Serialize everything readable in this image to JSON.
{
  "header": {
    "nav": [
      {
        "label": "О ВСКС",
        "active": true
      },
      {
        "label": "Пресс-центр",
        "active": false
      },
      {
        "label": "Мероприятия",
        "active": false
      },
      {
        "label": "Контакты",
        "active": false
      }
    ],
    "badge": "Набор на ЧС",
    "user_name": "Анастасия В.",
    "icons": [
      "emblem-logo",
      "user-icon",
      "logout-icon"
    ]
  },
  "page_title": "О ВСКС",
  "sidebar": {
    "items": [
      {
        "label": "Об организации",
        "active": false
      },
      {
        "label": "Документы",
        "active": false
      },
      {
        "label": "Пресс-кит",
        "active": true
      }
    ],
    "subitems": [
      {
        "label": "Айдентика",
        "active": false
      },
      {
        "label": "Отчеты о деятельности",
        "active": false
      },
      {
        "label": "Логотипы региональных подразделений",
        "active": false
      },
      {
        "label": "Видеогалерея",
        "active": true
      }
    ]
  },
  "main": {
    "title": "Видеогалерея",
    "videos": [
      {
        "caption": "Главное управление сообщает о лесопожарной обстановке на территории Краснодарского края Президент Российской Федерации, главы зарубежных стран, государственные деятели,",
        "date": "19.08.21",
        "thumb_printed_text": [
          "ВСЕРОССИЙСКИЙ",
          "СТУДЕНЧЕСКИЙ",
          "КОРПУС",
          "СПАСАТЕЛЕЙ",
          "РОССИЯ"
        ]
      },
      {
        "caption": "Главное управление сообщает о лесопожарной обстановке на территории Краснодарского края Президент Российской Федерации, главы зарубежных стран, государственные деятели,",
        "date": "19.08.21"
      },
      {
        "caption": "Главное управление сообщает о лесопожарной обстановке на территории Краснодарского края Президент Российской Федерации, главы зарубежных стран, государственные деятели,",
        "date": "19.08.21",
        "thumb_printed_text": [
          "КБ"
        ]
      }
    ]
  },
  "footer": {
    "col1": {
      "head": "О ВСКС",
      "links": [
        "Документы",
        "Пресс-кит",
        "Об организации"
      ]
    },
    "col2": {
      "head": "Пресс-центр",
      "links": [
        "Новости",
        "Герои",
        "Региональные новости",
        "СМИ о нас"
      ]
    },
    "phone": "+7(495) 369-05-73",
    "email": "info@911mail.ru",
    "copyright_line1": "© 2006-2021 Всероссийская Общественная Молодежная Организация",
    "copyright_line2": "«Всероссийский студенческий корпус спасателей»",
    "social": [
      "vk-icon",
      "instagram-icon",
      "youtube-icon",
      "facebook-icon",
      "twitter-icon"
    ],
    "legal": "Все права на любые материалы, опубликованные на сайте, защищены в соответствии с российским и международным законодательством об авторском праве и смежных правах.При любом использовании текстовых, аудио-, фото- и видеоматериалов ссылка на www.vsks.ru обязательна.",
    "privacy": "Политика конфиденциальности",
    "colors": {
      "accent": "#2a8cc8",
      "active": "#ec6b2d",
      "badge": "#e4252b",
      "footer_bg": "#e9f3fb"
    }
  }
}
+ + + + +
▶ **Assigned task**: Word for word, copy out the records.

▶ **Answer for this exercise**:
Serialize everything readable in this image to JSON.
{
  "header": {
    "nav": [
      {
        "label": "О ВСКС",
        "active": true
      },
      {
        "label": "Пресс-центр",
        "active": false
      },
      {
        "label": "Мероприятия",
        "active": false
      },
      {
        "label": "Контакты",
        "active": false
      }
    ],
    "badge": "Набор на ЧС",
    "user_name": "Анастасия В.",
    "icons": [
      "emblem-logo",
      "user-icon",
      "logout-icon"
    ]
  },
  "page_title": "О ВСКС",
  "sidebar": {
    "items": [
      {
        "label": "Об организации",
        "active": false
      },
      {
        "label": "Документы",
        "active": false
      },
      {
        "label": "Пресс-кит",
        "active": true
      }
    ],
    "subitems": [
      {
        "label": "Айдентика",
        "active": false
      },
      {
        "label": "Отчеты о деятельности",
        "active": false
      },
      {
        "label": "Логотипы региональных подразделений",
        "active": false
      },
      {
        "label": "Видеогалерея",
        "active": true
      }
    ]
  },
  "main": {
    "title": "Видеогалерея",
    "videos": [
      {
        "caption": "Главное управление сообщает о лесопожарной обстановке на территории Краснодарского края Президент Российской Федерации, главы зарубежных стран, государственные деятели,",
        "date": "19.08.21",
        "thumb_printed_text": [
          "ВСЕРОССИЙСКИЙ",
          "СТУДЕНЧЕСКИЙ",
          "КОРПУС",
          "СПАСАТЕЛЕЙ",
          "РОССИЯ"
        ]
      },
      {
        "caption": "Главное управление сообщает о лесопожарной обстановке на территории Краснодарского края Президент Российской Федерации, главы зарубежных стран, государственные деятели,",
        "date": "19.08.21"
      },
      {
        "caption": "Главное управление сообщает о лесопожарной обстановке на территории Краснодарского края Президент Российской Федерации, главы зарубежных стран, государственные деятели,",
        "date": "19.08.21",
        "thumb_printed_text": [
          "КБ"
        ]
      }
    ]
  },
  "footer": {
    "col1": {
      "head": "О ВСКС",
      "links": [
        "Документы",
        "Пресс-кит",
        "Об организации"
      ]
    },
    "col2": {
      "head": "Пресс-центр",
      "links": [
        "Новости",
        "Герои",
        "Региональные новости",
        "СМИ о нас"
      ]
    },
    "phone": "+7(495) 369-05-73",
    "email": "info@911mail.ru",
    "copyright_line1": "© 2006-2021 Всероссийская Общественная Молодежная Организация",
    "copyright_line2": "«Всероссийский студенческий корпус спасателей»",
    "social": [
      "vk-icon",
      "instagram-icon",
      "youtube-icon",
      "facebook-icon",
      "twitter-icon"
    ],
    "legal": "Все права на любые материалы, опубликованные на сайте, защищены в соответствии с российским и международным законодательством об авторском праве и смежных правах.При любом использовании текстовых, аудио-, фото- и видеоматериалов ссылка на www.vsks.ru обязательна.",
    "privacy": "Политика конфиденциальности",
    "colors": {
      "accent": "#2a8cc8",
      "active": "#ec6b2d",
      "badge": "#e4252b",
      "footer_bg": "#e9f3fb"
    }
  }
}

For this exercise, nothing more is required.